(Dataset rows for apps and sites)
■ ■ ■ ■
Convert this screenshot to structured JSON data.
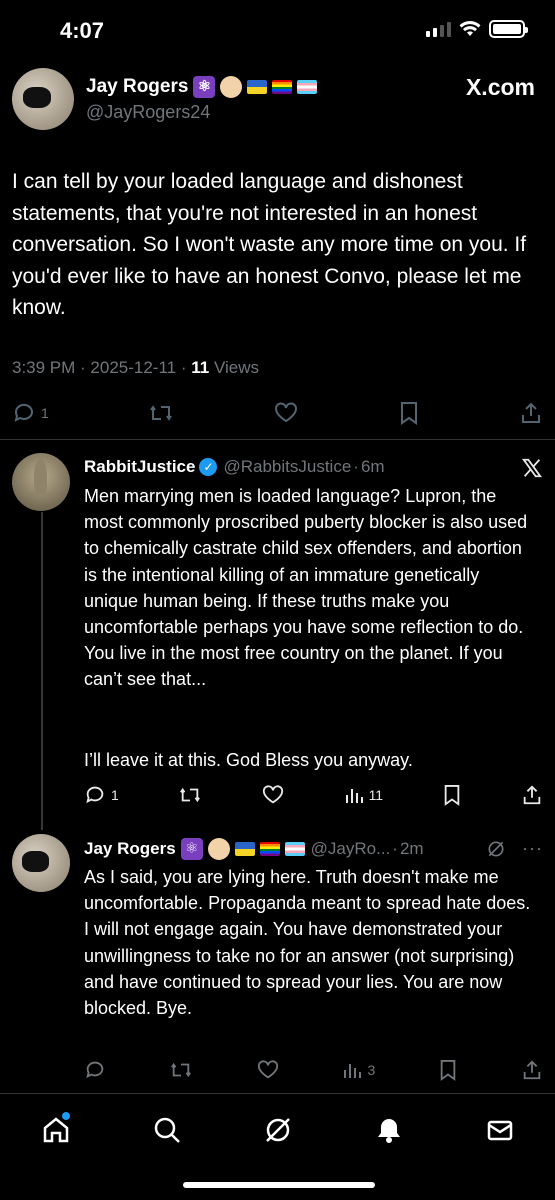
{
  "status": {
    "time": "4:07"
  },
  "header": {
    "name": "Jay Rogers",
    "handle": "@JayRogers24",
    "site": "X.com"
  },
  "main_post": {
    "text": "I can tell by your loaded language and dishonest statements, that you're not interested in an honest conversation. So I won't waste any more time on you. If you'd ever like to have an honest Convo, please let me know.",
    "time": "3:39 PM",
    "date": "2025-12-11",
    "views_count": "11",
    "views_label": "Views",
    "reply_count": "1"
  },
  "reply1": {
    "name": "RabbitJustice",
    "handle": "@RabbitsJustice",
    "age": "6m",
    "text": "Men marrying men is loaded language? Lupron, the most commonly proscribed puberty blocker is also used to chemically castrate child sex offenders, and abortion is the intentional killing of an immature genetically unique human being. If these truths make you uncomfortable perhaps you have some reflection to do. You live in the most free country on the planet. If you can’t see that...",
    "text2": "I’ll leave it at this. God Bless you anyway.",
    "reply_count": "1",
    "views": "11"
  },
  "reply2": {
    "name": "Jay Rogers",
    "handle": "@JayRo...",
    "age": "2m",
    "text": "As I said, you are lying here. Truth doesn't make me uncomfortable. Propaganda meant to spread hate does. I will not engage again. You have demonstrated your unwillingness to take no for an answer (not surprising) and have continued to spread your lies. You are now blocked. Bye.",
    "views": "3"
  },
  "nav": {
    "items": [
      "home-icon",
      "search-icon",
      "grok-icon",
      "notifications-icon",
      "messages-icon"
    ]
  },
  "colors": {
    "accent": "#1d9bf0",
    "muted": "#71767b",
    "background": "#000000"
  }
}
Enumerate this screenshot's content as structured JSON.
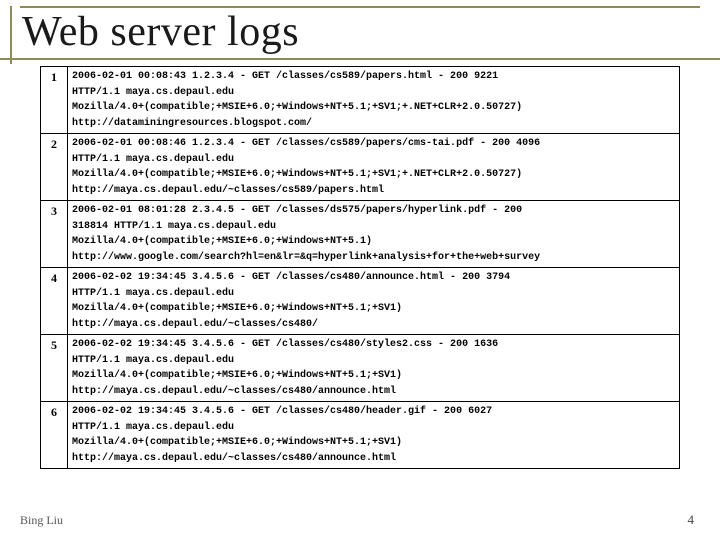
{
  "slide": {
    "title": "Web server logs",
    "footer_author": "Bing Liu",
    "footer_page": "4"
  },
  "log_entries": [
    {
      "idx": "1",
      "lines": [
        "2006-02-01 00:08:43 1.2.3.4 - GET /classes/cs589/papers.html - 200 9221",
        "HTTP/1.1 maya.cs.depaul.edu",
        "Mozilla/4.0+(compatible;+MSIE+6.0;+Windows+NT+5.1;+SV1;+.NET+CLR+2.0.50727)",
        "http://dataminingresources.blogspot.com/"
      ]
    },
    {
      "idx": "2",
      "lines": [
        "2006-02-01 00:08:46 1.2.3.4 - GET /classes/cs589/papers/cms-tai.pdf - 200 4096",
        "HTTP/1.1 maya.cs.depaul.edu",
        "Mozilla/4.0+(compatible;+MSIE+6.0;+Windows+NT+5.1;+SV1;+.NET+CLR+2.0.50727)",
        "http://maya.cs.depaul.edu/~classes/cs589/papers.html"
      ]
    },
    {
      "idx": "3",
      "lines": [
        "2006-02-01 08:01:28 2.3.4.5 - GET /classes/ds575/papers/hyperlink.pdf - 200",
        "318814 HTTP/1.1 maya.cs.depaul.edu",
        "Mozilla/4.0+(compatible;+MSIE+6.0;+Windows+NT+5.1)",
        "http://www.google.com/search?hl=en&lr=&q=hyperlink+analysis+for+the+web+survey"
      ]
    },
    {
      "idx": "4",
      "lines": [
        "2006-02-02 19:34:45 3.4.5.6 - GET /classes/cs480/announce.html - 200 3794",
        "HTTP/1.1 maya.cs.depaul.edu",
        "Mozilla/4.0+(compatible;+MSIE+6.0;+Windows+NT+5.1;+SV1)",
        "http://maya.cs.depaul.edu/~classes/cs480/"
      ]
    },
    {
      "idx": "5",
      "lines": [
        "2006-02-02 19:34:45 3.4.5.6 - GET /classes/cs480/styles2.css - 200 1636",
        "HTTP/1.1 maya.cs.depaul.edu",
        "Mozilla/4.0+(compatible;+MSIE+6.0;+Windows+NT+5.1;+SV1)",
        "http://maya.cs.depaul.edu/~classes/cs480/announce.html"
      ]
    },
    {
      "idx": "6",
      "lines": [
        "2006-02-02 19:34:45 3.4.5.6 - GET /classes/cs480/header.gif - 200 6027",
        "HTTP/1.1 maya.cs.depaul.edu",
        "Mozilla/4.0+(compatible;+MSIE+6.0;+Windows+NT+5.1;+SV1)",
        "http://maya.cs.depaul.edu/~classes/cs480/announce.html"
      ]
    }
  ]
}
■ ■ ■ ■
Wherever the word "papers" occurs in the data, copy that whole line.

        "2006-02-01 00:08:43 1.2.3.4 - GET /classes/cs589/papers.html - 200 9221",
        "2006-02-01 00:08:46 1.2.3.4 - GET /classes/cs589/papers/cms-tai.pdf - 200 4096",
        "http://maya.cs.depaul.edu/~classes/cs589/papers.html"
        "2006-02-01 08:01:28 2.3.4.5 - GET /classes/ds575/papers/hyperlink.pdf - 200",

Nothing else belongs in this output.